By on January 2, 2020
Sustainable Groundwater Management Act

Kettleman City will no longer be plagued by contaminated groundwater thanks to a new $11 million water treatment plant built with state and federal funds. Previously, the community had relied on delivery of replacement drinking water for years.

In December, residents, community leaders, environmental justice groups, and local and state officials, attended a ribbon-cutting ceremony at the plant, which will deliver safe drinking water to more than 1,500 residents.

“Like too many disadvantaged communities across California, Kettleman City has struggled for too long without access to safe, affordable drinking water,” said E. Joaquin Esquivel, chair of the State Water Board. “The residents of Kettleman City deserve credit for advocating for this project, and we’re excited to help bring it to fruition.”

The State Water Resources Control Board, Kettleman City Community Services District (CSD), Self-Help Enterprises and Kings County worked with concerned community members to address unsafe levels of arsenic in the groundwater supply wells and bring residents safe drinking water.

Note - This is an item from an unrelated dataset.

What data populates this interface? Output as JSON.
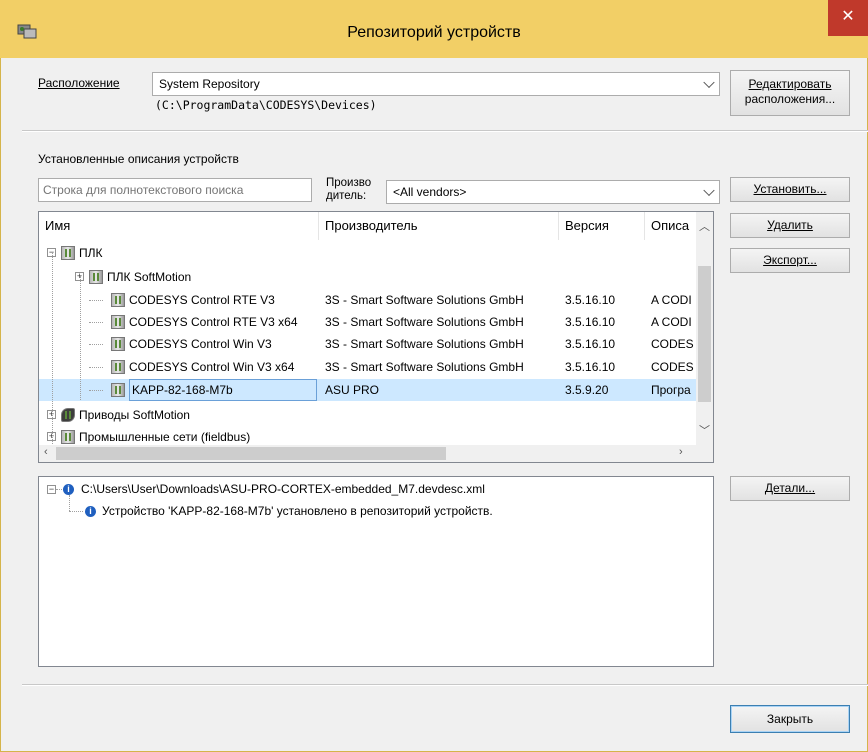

Concerns about the levels of arsenic contamination began in 2006 when the MCL was lowered to 10 micrograms per liter. The lower levels meant many drinking water wells were out of compliance. After speaking with the community, the State Water Resources Control Board determined that bypassing local groundwater and use treated surface water was the best solution.

The water treatment plant takes water directly from the Central Valley Project (California Aqueduct) and treats it before delivering it to hundreds of homes and small businesses in the area. The project was funded by an $8.5 million grant from the SWRCB and $2.5 million from the U.S. Department of Agriculture. In addition to the construction funding, the District received $539,620 in emergency grant funding from SWRCB for the purchase and delivery of bottled water to residential customers.

“We have been waiting for this for about 10 years, and right now everyone is so excited to get clean water delivered to us,” said Rosa Maldonado, office manager at the Kettleman City Community Services District. “We’ve had many people come by the office and tell us how excited they are. This is a farm laborer community. If the state wasn’t able to help us, there is no way we would have been able to do this project ourselves.”

While the new water treatment plant is operational, Kettleman City CSD is testing the system through the beginning of 2020, or until it’s confirmed the water is meeting drinking water standards. In the interim, the community will continue using bottled water.

Kettleman City, located along Highway 41 just north of the intersection of Interstate 5, has 350 service connections.